(Record set Opens)

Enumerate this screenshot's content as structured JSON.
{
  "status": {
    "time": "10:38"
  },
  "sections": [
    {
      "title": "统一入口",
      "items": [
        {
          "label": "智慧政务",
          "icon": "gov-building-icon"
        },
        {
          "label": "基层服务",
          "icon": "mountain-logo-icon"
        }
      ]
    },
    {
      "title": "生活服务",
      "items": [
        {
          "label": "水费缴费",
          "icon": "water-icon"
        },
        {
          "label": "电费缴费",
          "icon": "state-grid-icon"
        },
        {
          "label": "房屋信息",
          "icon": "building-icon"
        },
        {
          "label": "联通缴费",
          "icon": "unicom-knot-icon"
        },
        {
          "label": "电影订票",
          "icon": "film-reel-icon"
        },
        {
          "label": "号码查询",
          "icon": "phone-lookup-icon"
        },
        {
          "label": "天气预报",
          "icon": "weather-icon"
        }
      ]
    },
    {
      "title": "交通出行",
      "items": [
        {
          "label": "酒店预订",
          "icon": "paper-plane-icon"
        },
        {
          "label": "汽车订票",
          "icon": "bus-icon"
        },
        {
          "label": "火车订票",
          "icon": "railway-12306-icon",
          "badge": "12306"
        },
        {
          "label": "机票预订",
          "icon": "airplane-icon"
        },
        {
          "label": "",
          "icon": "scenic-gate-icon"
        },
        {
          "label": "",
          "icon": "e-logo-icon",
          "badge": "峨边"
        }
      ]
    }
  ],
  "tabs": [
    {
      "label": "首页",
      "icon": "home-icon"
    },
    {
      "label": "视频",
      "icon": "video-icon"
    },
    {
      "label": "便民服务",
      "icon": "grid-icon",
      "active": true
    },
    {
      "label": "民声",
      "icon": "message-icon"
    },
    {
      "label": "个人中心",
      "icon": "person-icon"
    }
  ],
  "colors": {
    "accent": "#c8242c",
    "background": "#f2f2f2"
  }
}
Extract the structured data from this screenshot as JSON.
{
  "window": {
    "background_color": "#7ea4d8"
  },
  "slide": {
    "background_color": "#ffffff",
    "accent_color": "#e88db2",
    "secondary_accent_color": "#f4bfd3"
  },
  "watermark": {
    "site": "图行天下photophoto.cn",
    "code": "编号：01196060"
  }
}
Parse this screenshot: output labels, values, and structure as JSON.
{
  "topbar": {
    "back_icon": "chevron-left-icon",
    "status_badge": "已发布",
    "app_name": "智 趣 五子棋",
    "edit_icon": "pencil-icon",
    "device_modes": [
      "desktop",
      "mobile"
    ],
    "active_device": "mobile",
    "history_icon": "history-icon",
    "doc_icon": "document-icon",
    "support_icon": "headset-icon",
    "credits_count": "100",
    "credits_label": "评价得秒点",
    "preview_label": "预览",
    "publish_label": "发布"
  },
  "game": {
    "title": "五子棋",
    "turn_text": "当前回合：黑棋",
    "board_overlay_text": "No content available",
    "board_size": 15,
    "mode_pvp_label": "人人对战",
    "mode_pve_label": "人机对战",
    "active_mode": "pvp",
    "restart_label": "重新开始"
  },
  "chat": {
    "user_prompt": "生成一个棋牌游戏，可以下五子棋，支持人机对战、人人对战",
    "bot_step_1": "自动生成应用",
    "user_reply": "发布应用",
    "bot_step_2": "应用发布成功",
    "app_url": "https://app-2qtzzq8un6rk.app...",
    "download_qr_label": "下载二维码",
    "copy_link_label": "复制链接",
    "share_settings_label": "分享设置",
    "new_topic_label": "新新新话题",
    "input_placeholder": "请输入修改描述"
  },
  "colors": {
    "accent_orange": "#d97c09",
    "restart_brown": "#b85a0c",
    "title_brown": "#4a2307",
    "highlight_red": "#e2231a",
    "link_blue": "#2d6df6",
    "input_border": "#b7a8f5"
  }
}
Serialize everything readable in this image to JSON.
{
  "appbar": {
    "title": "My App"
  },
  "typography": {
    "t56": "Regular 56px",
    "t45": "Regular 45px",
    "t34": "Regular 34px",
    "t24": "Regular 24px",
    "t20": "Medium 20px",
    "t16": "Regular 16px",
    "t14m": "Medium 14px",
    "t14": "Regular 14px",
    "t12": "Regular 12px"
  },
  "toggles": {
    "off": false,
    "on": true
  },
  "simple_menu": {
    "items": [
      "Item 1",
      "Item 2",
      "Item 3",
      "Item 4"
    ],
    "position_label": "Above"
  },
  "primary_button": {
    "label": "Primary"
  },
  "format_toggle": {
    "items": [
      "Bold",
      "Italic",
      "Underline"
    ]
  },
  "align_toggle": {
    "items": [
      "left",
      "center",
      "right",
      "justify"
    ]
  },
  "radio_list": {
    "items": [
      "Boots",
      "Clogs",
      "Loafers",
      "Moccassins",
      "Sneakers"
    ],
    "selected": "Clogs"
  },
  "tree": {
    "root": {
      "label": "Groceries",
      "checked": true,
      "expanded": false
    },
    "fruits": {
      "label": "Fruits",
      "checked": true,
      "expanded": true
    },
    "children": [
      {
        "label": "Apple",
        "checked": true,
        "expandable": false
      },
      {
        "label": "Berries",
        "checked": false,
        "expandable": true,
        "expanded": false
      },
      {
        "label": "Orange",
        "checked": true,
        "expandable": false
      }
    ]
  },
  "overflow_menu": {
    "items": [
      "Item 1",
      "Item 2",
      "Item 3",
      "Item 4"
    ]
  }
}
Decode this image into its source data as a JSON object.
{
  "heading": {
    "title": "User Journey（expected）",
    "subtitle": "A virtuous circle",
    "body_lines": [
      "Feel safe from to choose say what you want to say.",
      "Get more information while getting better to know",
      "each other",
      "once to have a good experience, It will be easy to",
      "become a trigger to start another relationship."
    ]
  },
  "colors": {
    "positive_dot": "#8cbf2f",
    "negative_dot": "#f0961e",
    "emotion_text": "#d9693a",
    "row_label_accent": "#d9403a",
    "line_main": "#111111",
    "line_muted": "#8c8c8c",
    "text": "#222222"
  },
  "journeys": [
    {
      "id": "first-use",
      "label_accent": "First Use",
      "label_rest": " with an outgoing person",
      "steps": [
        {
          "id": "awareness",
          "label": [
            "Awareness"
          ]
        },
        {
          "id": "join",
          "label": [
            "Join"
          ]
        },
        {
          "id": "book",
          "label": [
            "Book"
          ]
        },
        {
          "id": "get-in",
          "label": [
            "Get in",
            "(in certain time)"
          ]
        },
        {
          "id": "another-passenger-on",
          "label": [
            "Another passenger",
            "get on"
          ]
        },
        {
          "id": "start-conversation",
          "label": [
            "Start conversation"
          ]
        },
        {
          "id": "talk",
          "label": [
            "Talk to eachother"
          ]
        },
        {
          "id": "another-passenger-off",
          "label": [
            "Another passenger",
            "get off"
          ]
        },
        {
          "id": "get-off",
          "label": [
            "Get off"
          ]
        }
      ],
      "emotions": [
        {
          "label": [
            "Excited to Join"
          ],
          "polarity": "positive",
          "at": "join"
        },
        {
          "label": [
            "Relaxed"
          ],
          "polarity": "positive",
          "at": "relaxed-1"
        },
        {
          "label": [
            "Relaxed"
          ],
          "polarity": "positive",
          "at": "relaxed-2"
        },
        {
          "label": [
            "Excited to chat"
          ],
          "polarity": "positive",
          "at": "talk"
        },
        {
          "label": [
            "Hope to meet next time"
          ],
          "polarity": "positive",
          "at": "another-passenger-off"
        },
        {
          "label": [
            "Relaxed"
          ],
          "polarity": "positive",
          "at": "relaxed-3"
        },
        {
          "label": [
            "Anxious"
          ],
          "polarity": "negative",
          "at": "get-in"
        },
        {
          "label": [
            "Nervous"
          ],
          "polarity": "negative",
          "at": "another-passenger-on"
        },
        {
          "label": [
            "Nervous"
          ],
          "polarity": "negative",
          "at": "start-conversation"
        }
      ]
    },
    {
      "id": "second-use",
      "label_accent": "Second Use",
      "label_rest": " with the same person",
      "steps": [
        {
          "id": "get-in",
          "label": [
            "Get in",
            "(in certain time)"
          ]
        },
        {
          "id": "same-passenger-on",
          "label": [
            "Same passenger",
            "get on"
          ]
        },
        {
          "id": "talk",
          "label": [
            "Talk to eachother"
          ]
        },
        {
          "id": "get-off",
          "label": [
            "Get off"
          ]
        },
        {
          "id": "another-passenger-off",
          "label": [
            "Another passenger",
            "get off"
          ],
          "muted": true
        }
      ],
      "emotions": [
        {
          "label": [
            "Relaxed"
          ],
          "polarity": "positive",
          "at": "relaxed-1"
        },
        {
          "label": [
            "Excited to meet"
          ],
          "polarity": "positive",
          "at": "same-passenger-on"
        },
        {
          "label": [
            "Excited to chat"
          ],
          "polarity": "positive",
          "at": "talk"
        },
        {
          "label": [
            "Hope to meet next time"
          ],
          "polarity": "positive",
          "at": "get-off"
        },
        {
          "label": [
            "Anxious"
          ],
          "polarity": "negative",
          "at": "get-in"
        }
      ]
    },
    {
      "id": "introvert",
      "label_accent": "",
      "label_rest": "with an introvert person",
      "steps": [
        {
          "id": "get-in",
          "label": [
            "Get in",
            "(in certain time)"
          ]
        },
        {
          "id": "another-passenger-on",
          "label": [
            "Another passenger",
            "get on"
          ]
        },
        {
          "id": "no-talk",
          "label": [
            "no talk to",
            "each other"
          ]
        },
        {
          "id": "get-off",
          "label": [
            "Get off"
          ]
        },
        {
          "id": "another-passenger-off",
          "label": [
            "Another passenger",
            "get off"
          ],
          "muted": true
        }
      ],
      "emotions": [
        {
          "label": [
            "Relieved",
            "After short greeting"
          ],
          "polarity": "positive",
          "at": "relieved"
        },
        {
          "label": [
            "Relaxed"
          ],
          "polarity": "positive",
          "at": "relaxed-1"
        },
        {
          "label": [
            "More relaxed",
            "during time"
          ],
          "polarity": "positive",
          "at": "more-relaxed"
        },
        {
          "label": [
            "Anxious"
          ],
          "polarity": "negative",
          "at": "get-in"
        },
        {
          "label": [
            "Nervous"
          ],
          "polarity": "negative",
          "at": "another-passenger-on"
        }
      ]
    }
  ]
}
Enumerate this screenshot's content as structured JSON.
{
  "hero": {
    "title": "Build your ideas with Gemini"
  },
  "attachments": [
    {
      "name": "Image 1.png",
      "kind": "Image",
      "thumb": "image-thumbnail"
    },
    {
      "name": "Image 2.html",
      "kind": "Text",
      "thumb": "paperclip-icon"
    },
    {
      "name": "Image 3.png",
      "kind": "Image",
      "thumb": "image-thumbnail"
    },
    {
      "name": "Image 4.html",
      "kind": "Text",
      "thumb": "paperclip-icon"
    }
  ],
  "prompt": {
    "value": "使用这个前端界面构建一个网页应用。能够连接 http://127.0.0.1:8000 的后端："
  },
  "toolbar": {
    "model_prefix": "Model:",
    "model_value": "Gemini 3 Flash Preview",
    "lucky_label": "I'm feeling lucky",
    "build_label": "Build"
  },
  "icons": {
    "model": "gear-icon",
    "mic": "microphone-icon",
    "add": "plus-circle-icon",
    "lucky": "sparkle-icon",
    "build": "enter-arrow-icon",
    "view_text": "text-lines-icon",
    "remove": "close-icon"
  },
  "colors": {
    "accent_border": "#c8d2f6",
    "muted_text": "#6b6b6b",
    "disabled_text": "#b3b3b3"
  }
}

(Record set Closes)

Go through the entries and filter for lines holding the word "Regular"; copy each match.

Written reply:
    "t56": "Regular 56px",
    "t45": "Regular 45px",
    "t34": "Regular 34px",
    "t24": "Regular 24px",
    "t16": "Regular 16px",
    "t14": "Regular 14px",
    "t12": "Regular 12px"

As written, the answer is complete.